Task to complete:
Could the data below be printed out exactly, with the pictures left out?

###

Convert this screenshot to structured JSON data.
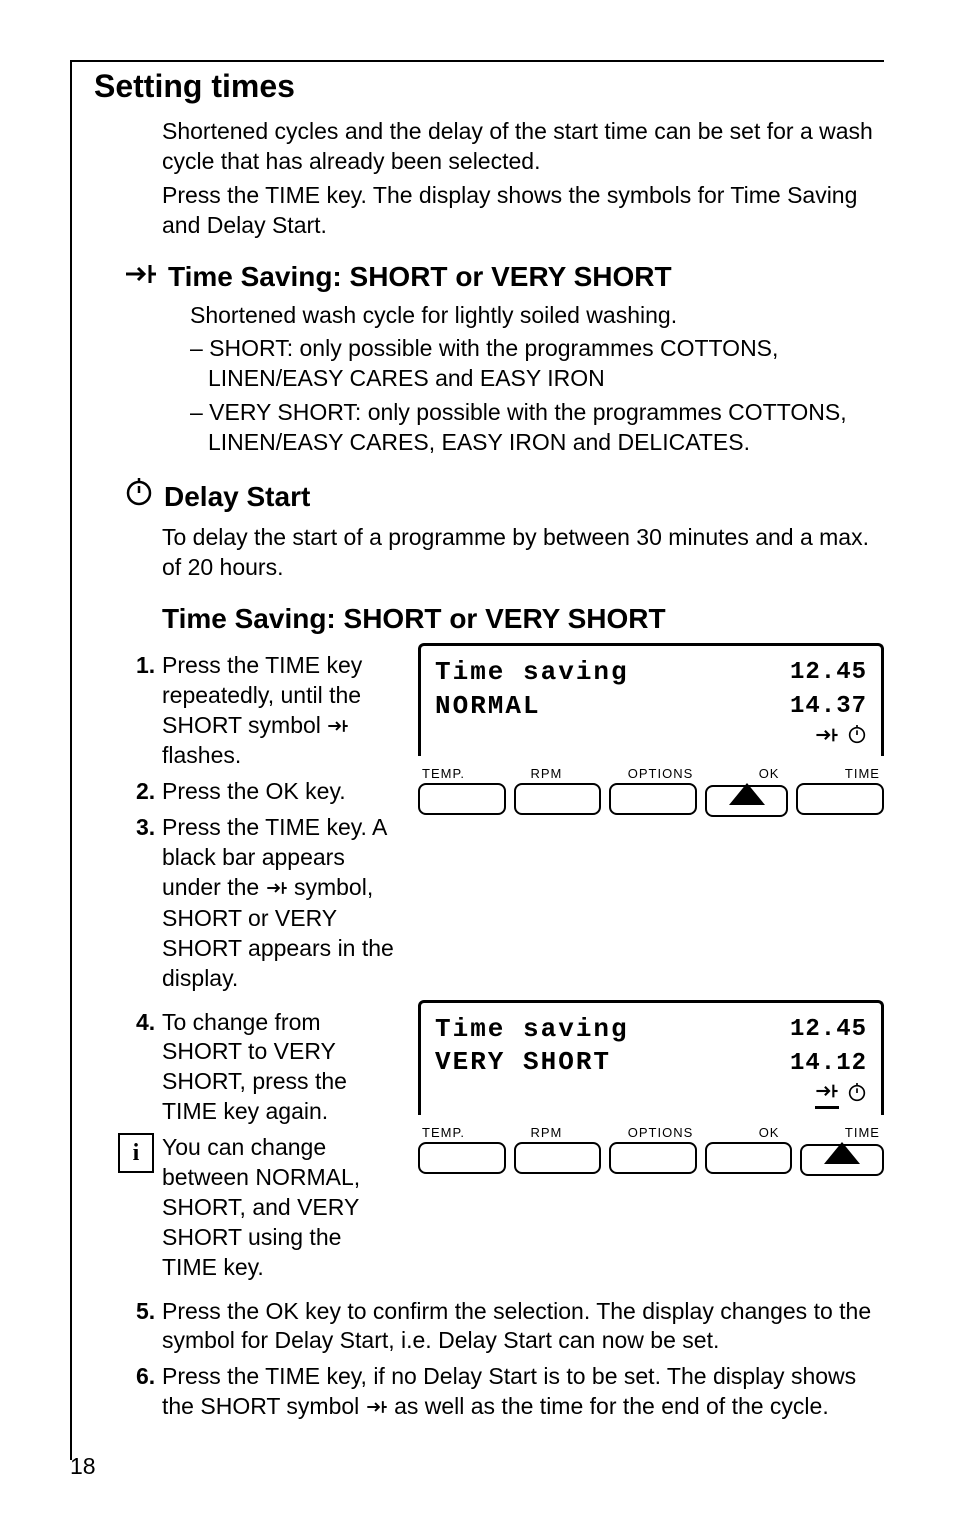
{
  "page_number": "18",
  "h1": "Setting times",
  "intro_p1": "Shortened cycles and the delay of the start time can be set for a wash cycle that has already been selected.",
  "intro_p2": "Press the TIME key. The display shows the symbols for Time Saving and Delay Start.",
  "h2_timesaving": "Time Saving: SHORT or VERY SHORT",
  "timesaving_sub": "Shortened wash cycle for lightly soiled washing.",
  "timesaving_d1": "– SHORT: only possible with the programmes COTTONS, LINEN/EASY CARES and EASY IRON",
  "timesaving_d2": "– VERY SHORT: only possible with the programmes COTTONS, LINEN/EASY CARES, EASY IRON and DELICATES.",
  "h2_delay": "Delay Start",
  "delay_p": "To delay the start of a programme by between 30 minutes and a max. of 20 hours.",
  "h2_proc": "Time Saving: SHORT or VERY SHORT",
  "steps": {
    "s1a": "Press the TIME key repeatedly, until the SHORT symbol ",
    "s1b": " flashes.",
    "s2": "Press the OK key.",
    "s3a": "Press the TIME key. A black bar appears under the ",
    "s3b": " symbol, SHORT or VERY SHORT appears in the display.",
    "s4": "To change from SHORT to VERY SHORT, press the TIME key again.",
    "s5": "Press the OK key to confirm the selection. The display changes to the symbol for Delay Start, i.e. Delay Start can now be set.",
    "s6a": "Press the TIME key, if no Delay Start is to be set. The display shows the SHORT symbol ",
    "s6b": " as well as the time for the end of the cycle."
  },
  "info_note": "You can change between NORMAL, SHORT, and VERY SHORT using the TIME key.",
  "panel1": {
    "line1": "Time saving",
    "line2": "NORMAL",
    "time1": "12.45",
    "time2": "14.37"
  },
  "panel2": {
    "line1": "Time saving",
    "line2": "VERY SHORT",
    "time1": "12.45",
    "time2": "14.12"
  },
  "btn_labels": {
    "temp": "TEMP.",
    "rpm": "RPM",
    "options": "OPTIONS",
    "ok": "OK",
    "time": "TIME"
  },
  "icons": {
    "short": "short-icon",
    "delay": "clock-icon",
    "info": "i"
  }
}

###

Problem solution:
Convert this screenshot to structured JSON data.
{
  "page_number": "18",
  "h1": "Setting times",
  "intro_p1": "Shortened cycles and the delay of the start time can be set for a wash cycle that has already been selected.",
  "intro_p2": "Press the TIME key. The display shows the symbols for Time Saving and Delay Start.",
  "h2_timesaving": "Time Saving: SHORT or VERY SHORT",
  "timesaving_sub": "Shortened wash cycle for lightly soiled washing.",
  "timesaving_d1": "– SHORT: only possible with the programmes COTTONS, LINEN/EASY CARES and EASY IRON",
  "timesaving_d2": "– VERY SHORT: only possible with the programmes COTTONS, LINEN/EASY CARES, EASY IRON and DELICATES.",
  "h2_delay": "Delay Start",
  "delay_p": "To delay the start of a programme by between 30 minutes and a max. of 20 hours.",
  "h2_proc": "Time Saving: SHORT or VERY SHORT",
  "steps": {
    "s1a": "Press the TIME key repeatedly, until the SHORT symbol ",
    "s1b": " flashes.",
    "s2": "Press the OK key.",
    "s3a": "Press the TIME key. A black bar appears under the ",
    "s3b": " symbol, SHORT or VERY SHORT appears in the display.",
    "s4": "To change from SHORT to VERY SHORT, press the TIME key again.",
    "s5": "Press the OK key to confirm the selection. The display changes to the symbol for Delay Start, i.e. Delay Start can now be set.",
    "s6a": "Press the TIME key, if no Delay Start is to be set. The display shows the SHORT symbol ",
    "s6b": " as well as the time for the end of the cycle."
  },
  "info_note": "You can change between NORMAL, SHORT, and VERY SHORT using the TIME key.",
  "panel1": {
    "line1": "Time saving",
    "line2": "NORMAL",
    "time1": "12.45",
    "time2": "14.37"
  },
  "panel2": {
    "line1": "Time saving",
    "line2": "VERY SHORT",
    "time1": "12.45",
    "time2": "14.12"
  },
  "btn_labels": {
    "temp": "TEMP.",
    "rpm": "RPM",
    "options": "OPTIONS",
    "ok": "OK",
    "time": "TIME"
  },
  "icons": {
    "short": "short-icon",
    "delay": "clock-icon",
    "info": "i"
  }
}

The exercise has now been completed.